This is just so cool. My mouth is open. My eyes are wide. I’m living in my head, imagining all the adventures. I’d definitely put a diving board on the deck. I can see myself, arms wrapped around knees…”I am so good at replacing toilet valves.”
Jess Lundie pulls me back to the present mid cannonball. This is her home, her houseboat. “I was without a toilet for six weeks last summer. There is a bathroom in the marina but it’s still a pain. Three o’clock in the morning and I can’t believe I have to walk to the dock.”
There goes my diving board. Plop. I can see it at the bottom next to a dog bowl and a pair of sunglasses. One of Lundie’s two greyhounds knocked the bowl into the water, a friend lost the sunglasses. “I’ve almost dropped my keys walking up and down the ramp,” says Lundie. The ramp resembles a cheese grater and, unlike stairs, is not stationary. Lundie has to monitor the tide tables. When the tide is out the ramp is too steep for Shoxy and Superman to climb.
Athena is curled up in in a box by the window. This is Lundie’s cat. She doesn’t seem to mind the steady back and forth. It’s neither violent nor peaceful. I don’t notice the movement until I sit down. There it is, like a bowl of Jell-O underneath my feet. “What’s weird for me is when I go sleep on land. I had a company convention last week and I was in a hotel for three nights and that was strange. It was weird to have everything so quiet and not have that low grade motion,” says Lundie.
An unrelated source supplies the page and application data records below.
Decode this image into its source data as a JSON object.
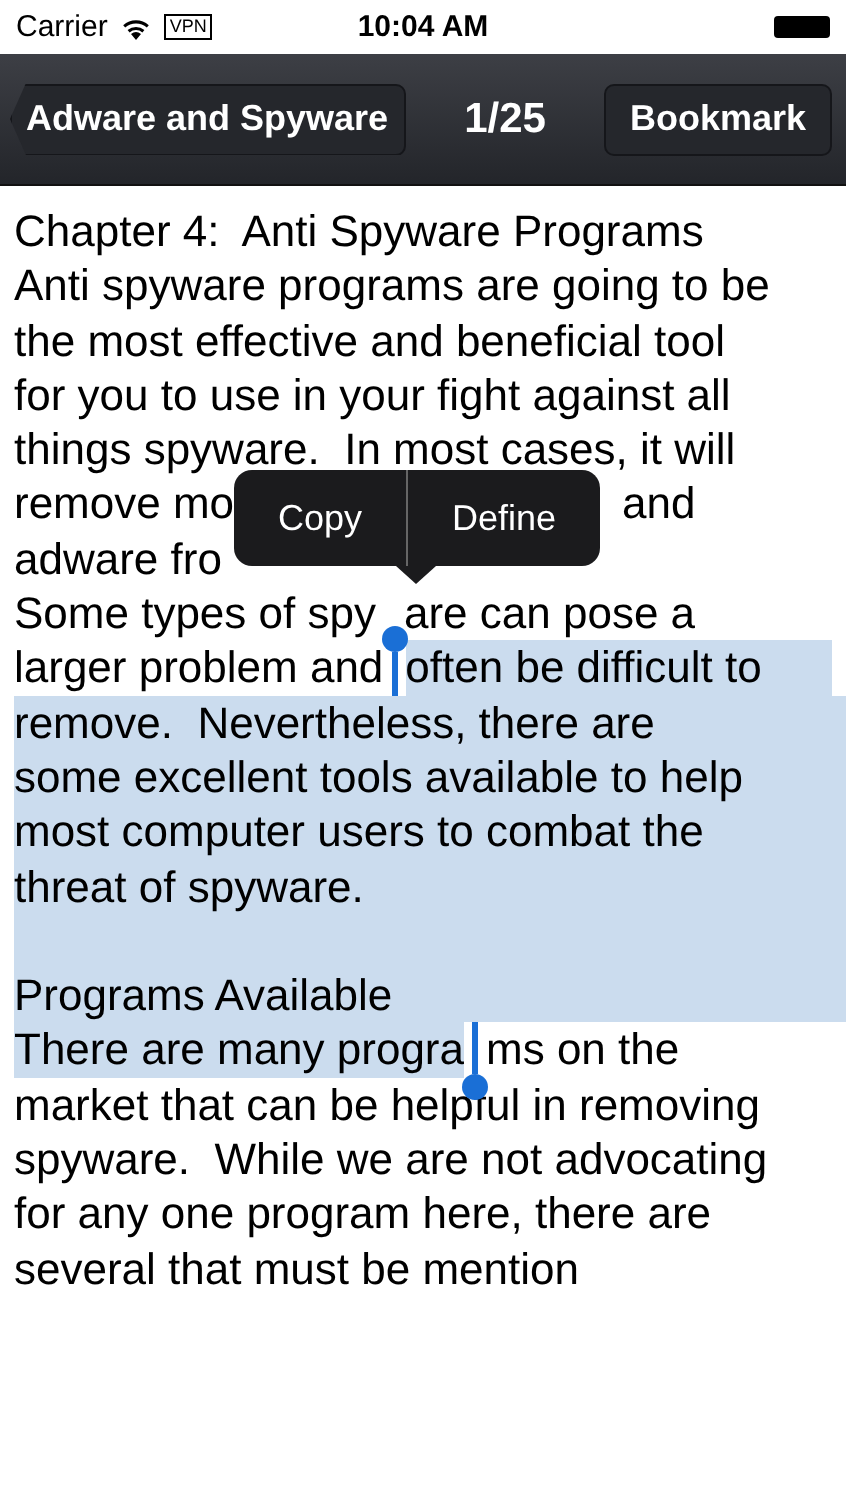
{
  "status_bar": {
    "carrier": "Carrier",
    "vpn": "VPN",
    "time": "10:04 AM"
  },
  "nav_bar": {
    "back_button": "Adware and Spyware",
    "page": "1/25",
    "bookmark_button": "Bookmark"
  },
  "lines": [
    {
      "selected": false,
      "segments": [
        {
          "kind": "text",
          "text": "Chapter 4:  Anti Spyware Programs",
          "selected": false
        }
      ]
    },
    {
      "selected": false,
      "segments": [
        {
          "kind": "text",
          "text": "Anti spyware programs are going to be",
          "selected": false
        }
      ]
    },
    {
      "selected": false,
      "segments": [
        {
          "kind": "text",
          "text": "the most effective and beneficial tool",
          "selected": false
        }
      ]
    },
    {
      "selected": false,
      "segments": [
        {
          "kind": "text",
          "text": "for you to use in your fight against all",
          "selected": false
        }
      ]
    },
    {
      "selected": false,
      "segments": [
        {
          "kind": "text",
          "text": "things spyware.  In most cases, it will",
          "selected": false
        }
      ]
    },
    {
      "selected": false,
      "segments": [
        {
          "kind": "text",
          "text": "remove mo",
          "selected": false
        },
        {
          "kind": "menu_gap"
        },
        {
          "kind": "text",
          "text": "and",
          "selected": false
        }
      ]
    },
    {
      "selected": false,
      "segments": [
        {
          "kind": "text",
          "text": "adware fro",
          "selected": false
        }
      ]
    },
    {
      "selected": false,
      "segments": [
        {
          "kind": "text",
          "text": "Some types of spy",
          "selected": false
        },
        {
          "kind": "handle_gap"
        },
        {
          "kind": "text",
          "text": "are can pose a",
          "selected": false
        }
      ]
    },
    {
      "selected": false,
      "segments": [
        {
          "kind": "text",
          "text": "larger problem and",
          "selected": false
        },
        {
          "kind": "start_handle"
        },
        {
          "kind": "text",
          "text": "often be difficult to",
          "selected": true
        }
      ]
    },
    {
      "selected": true,
      "segments": [
        {
          "kind": "text",
          "text": "remove.  Nevertheless, there are",
          "selected": true
        }
      ]
    },
    {
      "selected": true,
      "segments": [
        {
          "kind": "text",
          "text": "some excellent tools available to help",
          "selected": true
        }
      ]
    },
    {
      "selected": true,
      "segments": [
        {
          "kind": "text",
          "text": "most computer users to combat the",
          "selected": true
        }
      ]
    },
    {
      "selected": true,
      "segments": [
        {
          "kind": "text",
          "text": "threat of spyware.",
          "selected": true
        }
      ]
    },
    {
      "selected": true
    },
    {
      "selected": true,
      "segments": [
        {
          "kind": "text",
          "text": "Programs Available",
          "selected": true
        }
      ]
    },
    {
      "selected": false,
      "segments": [
        {
          "kind": "text",
          "text": "There are many progra",
          "selected": true
        },
        {
          "kind": "end_handle"
        },
        {
          "kind": "text",
          "text": "ms on the",
          "selected": false
        }
      ]
    },
    {
      "selected": false,
      "segments": [
        {
          "kind": "text",
          "text": "market that can be helpful in removing",
          "selected": false
        }
      ]
    },
    {
      "selected": false,
      "segments": [
        {
          "kind": "text",
          "text": "spyware.  While we are not advocating",
          "selected": false
        }
      ]
    },
    {
      "selected": false,
      "segments": [
        {
          "kind": "text",
          "text": "for any one program here, there are",
          "selected": false
        }
      ]
    },
    {
      "selected": false,
      "segments": [
        {
          "kind": "text",
          "text": "several that must be mention",
          "selected": false
        }
      ]
    }
  ],
  "edit_menu": [
    "Copy",
    "Define"
  ]
}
Lundie hasn’t always lived on the water – although she is drawn to it. “I really want to sail around the world,” she says. Lundie, who also plays roller derby and is near fluent in Spanish, practices sailing on her eight foot dinghy. The idea of chasing sunsets contrasts with her current need for a good internet connection. Somehow she makes these two opposing images work. Says Lundie, “everybody who lives here [the water] has chosen to live differently for a reason.”
Part of Lundie’s reason is the desire to live a more simple life. She doesn’t own a lot of “stuff.” Her home is roughly seven-hundred square feet. Her kitchen is tiny and she “can’t run heat and the microwave at the same time because the breaker is really small.”
Repairs are difficult. The last toilet fix took so long because the part is no longer made. Lundie found one on Craigslist. The guy she bought it from lives in New Jersey.
Then there’s the part about needing her hull painted. Every few years she has to have her home towed and lifted out of the water via crane. The paint is costly but keeps “things from growing on and eating into the boat.” Oh. And her neighbors are close – on a nice day it’s easy to see them bobbing up and down on their boats three feet away.
Sound simple? There are pros and cons to every house, every neighborhood. The pros of living here are easy to see. Lundie rolls up her back windows. It’s a cloudy day; a shredded mist falls on my glasses. The Capitol building is on my left; on my right (somewhere) are the Olympics. The air is briny and clean. I’m used to the waves now. It’s peaceful, like a hammock.
“I love getting up in the morning and having herons standing on top of my boat,” says Lundie. “A whale came in last week. I could have jumped off my boat and touched it.”